**Work instructions:** Every line containing the word "points" must be pulled from the records.

(Data supplied begins)

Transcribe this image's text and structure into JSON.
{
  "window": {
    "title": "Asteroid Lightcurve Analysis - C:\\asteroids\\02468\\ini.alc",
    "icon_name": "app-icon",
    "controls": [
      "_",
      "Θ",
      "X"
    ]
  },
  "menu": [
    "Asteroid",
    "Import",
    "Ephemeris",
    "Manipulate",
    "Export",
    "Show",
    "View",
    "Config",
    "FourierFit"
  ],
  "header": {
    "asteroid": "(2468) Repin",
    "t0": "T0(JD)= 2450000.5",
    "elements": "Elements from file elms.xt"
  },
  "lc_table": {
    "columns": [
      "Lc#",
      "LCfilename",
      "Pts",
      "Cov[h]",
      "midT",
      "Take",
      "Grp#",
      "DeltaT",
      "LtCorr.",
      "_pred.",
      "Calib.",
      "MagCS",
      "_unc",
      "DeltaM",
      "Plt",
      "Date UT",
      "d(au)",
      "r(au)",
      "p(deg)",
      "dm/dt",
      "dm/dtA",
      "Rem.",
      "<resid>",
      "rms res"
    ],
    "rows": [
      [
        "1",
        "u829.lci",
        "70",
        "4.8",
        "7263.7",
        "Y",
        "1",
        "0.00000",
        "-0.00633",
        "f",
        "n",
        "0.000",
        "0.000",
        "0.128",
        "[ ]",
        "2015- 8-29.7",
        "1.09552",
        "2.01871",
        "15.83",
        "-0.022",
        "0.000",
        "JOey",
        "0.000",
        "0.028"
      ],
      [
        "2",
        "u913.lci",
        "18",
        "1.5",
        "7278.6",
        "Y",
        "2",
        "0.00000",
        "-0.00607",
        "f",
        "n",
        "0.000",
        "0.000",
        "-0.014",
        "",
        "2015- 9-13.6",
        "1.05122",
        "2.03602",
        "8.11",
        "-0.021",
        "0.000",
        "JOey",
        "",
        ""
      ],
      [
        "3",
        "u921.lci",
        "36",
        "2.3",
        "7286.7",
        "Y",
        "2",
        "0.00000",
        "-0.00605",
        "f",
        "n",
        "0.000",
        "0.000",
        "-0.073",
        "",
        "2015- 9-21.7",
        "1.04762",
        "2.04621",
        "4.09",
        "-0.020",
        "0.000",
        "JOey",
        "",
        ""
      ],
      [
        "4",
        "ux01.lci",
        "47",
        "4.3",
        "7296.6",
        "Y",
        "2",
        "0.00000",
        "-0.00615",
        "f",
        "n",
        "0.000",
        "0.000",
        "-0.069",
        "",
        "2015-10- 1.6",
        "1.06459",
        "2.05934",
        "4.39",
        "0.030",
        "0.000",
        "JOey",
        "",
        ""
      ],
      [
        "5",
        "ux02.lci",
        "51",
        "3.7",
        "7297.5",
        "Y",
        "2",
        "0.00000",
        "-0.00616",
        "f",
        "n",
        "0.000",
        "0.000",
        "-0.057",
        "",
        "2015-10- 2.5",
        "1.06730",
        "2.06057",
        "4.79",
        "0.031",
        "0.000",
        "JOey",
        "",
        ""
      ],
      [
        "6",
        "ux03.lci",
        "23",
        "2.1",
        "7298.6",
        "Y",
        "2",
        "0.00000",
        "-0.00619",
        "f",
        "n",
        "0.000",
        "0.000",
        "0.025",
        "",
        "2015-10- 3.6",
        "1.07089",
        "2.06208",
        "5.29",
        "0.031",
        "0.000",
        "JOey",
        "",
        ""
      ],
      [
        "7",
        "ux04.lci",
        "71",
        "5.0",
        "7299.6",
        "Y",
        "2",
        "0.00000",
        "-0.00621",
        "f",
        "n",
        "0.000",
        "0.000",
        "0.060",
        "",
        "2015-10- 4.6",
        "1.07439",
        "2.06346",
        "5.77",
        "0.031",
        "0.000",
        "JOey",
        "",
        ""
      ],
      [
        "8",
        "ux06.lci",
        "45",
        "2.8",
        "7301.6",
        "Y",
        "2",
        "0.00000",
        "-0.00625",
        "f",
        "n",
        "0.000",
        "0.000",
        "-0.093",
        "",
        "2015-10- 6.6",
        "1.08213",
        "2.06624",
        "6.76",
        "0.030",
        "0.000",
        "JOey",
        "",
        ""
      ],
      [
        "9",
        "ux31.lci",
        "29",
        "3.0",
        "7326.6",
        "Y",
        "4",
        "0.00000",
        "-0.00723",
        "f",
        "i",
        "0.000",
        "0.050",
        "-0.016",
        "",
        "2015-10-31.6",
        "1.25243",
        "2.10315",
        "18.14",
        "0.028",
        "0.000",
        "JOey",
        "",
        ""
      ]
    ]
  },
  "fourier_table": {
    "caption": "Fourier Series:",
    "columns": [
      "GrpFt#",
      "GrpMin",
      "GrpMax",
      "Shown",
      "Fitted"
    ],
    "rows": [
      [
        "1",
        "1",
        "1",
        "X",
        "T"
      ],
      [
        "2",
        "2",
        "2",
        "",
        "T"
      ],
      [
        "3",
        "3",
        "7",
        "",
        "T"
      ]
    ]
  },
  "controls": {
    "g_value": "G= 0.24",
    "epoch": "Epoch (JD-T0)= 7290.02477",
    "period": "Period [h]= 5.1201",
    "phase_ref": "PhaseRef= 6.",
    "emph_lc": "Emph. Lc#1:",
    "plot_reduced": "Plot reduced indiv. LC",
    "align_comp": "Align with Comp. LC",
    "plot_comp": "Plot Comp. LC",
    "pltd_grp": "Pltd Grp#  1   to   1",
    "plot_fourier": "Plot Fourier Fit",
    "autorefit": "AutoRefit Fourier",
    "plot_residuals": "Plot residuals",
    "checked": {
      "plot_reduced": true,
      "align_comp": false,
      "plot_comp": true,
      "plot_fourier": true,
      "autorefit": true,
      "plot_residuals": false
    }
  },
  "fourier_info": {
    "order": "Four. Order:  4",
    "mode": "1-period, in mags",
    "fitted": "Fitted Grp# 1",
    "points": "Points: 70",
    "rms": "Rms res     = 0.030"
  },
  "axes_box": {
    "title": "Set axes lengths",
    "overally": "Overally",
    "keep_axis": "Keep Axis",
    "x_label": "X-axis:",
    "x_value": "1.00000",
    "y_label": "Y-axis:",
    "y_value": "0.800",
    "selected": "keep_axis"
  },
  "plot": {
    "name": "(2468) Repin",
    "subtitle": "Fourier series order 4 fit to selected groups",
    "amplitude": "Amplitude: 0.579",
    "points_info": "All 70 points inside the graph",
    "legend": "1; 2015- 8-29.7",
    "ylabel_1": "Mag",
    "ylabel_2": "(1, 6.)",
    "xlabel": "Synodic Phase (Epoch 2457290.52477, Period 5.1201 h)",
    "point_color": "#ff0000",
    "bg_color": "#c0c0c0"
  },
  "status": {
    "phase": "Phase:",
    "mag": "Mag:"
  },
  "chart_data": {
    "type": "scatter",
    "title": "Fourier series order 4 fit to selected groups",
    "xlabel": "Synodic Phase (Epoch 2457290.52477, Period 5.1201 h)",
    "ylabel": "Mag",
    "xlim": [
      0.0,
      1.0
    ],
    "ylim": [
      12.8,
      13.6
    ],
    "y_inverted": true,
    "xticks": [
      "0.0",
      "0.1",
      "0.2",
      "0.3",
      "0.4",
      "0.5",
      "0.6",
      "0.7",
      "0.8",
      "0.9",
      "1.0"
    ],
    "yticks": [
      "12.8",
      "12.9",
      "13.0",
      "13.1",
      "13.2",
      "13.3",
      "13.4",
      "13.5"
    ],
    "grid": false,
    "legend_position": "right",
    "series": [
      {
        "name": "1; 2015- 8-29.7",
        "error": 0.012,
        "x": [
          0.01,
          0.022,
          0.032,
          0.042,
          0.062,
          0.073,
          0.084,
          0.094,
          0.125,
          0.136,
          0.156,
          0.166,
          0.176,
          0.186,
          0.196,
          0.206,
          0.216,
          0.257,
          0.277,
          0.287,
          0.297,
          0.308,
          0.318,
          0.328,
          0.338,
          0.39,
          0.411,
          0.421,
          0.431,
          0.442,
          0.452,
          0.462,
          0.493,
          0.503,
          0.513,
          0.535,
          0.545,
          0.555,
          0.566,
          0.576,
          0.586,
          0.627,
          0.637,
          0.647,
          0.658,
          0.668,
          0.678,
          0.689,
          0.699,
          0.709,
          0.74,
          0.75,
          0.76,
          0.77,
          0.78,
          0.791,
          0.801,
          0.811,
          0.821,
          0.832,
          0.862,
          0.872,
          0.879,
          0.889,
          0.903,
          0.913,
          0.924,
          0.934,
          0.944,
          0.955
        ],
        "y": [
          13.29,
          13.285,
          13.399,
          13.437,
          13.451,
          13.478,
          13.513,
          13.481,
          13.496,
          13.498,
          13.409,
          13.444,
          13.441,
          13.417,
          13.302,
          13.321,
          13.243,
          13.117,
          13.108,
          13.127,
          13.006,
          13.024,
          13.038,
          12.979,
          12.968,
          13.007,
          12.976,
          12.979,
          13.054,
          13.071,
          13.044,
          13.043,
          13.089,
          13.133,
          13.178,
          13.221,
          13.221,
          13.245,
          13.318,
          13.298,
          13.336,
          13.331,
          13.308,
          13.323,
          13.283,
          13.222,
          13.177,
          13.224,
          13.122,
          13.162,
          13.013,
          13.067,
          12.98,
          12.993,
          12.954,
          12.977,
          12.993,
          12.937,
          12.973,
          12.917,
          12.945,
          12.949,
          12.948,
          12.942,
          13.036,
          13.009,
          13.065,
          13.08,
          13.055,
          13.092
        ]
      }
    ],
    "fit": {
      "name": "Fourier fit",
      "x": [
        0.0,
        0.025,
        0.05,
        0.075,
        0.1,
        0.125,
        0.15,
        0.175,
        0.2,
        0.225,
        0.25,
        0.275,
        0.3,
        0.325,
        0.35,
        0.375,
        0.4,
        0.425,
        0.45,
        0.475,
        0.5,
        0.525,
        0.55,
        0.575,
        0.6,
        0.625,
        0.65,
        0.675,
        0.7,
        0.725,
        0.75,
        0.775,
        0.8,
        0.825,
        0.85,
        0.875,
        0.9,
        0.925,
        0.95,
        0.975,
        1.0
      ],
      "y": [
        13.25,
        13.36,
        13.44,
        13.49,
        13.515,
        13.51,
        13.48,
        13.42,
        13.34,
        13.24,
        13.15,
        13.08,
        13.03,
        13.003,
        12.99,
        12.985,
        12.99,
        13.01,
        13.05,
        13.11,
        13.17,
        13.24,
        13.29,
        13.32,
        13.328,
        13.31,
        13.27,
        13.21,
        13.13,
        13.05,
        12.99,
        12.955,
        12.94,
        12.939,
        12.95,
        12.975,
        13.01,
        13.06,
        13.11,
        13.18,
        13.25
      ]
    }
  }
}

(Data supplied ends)

**Task result:**
    "points": "Points: 70",
    "points_info": "All 70 points inside the graph",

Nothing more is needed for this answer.